Feels like it could’ve been written today, doesn’t it?

Don’t worry about staying contemporary. Worry about being truthful and authentic. When you capture truth, contemporary takes care of itself.

Be One

“Far too many people are looking for the right person, instead of trying to be the right person.” -Gloria Steinem

“Be the change you that you wish to see in the world.” -Mahatma Ghandi

“Waste no more time arguing what a good [person] should be. Be one.” -Marcus Aurelius, Meditations

Not…”If only someone would just do something!”

It’s…”I’m doing this! Who’s coming with me?

Go Help Them Make Their Art

If you don’t have a passion project right now, that’s perfectly okay. You haven’t found it yet, or it’s not the right time.

But if you know someone who’s attempting theirs, do whatever you can to help them out. Support their efforts as best you can.

They could use it. You’re doing a good thing. And who knows?…It might provide the inspiration you were searching for.

Go Help Them Make Their Art

Emotional, Not Logical

“When dealing with people, let us remember we are not dealing with creatures of logic. We are dealing with creatures of emotion, creatures bristling with prejudices and motivated by pride and vanity.” -Dale Carnegie

“May I say that I have not thoroughly enjoyed serving with humans? I find their illogic and foolish emotions a constant irritant.” -Spock

The next time you read a script and a character’s behavior causes you to think, “I would never do that.” Or, “That wouldn’t happen.” Or “It doesn’t logically make sense for that character to act that way.”…

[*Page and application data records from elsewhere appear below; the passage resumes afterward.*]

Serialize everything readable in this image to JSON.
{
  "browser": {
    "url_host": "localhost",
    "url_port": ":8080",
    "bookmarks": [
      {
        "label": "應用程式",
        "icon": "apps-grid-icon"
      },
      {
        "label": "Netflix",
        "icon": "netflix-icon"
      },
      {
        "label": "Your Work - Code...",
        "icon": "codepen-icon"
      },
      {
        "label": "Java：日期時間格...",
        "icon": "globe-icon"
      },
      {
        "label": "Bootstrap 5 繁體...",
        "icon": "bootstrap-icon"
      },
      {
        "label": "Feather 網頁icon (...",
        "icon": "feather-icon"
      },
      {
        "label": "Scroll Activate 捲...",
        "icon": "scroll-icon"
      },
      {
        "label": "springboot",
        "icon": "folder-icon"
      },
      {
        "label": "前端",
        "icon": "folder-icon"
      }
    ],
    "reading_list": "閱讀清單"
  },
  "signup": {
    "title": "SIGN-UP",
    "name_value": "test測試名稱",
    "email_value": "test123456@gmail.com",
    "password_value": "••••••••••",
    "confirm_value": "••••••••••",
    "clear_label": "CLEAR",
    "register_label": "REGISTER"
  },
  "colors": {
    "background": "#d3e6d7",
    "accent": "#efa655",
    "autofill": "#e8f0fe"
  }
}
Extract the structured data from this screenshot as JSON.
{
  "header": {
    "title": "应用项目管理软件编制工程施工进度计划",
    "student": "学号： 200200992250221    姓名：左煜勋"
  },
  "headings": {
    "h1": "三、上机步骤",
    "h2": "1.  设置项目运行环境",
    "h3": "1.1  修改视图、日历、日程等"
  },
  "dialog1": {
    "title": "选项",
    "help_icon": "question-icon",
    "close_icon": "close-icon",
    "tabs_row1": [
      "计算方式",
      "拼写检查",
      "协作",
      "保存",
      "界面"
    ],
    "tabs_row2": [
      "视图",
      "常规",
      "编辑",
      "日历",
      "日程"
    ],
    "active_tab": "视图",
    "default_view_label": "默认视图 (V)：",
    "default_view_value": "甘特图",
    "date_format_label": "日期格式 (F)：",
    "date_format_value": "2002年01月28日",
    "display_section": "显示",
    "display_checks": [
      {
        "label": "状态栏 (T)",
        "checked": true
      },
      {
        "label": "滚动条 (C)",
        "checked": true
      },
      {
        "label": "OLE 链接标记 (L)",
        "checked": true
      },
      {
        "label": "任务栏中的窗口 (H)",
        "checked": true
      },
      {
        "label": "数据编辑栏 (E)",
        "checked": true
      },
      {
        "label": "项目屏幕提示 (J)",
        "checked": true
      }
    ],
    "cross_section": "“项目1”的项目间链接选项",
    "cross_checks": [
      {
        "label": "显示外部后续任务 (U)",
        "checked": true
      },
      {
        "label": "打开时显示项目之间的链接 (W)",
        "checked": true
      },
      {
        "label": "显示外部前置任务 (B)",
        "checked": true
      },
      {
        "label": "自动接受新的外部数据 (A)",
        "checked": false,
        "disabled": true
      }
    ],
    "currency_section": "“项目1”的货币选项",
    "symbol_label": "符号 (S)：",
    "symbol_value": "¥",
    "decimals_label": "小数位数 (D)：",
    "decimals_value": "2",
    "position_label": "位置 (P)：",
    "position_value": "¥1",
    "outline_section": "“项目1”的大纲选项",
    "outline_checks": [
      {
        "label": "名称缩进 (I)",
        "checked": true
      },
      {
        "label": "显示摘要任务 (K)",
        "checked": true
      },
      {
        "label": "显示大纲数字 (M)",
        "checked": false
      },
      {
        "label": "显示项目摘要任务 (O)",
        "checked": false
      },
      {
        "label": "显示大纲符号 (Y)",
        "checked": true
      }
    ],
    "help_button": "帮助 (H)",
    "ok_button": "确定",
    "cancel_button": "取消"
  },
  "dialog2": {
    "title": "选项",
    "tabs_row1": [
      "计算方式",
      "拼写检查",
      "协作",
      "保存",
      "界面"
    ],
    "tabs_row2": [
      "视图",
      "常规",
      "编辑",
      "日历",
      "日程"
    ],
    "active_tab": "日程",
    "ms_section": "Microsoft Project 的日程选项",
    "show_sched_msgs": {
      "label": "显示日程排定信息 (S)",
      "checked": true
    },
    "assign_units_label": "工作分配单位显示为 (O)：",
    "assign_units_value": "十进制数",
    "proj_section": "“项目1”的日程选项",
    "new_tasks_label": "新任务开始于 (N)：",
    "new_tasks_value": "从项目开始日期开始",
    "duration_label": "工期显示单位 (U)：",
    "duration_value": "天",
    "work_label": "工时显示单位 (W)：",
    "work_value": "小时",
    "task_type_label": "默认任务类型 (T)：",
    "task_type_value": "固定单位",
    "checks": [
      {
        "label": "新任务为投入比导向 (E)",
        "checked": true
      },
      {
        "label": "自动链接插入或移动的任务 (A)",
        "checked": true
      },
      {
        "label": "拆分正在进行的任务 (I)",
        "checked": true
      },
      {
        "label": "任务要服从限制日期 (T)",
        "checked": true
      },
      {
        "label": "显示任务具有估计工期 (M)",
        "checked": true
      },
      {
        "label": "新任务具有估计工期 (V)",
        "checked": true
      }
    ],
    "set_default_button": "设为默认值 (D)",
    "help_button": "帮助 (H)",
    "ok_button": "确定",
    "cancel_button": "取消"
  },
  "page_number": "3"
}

…Just remember humans are waaaaay more emotional than logical.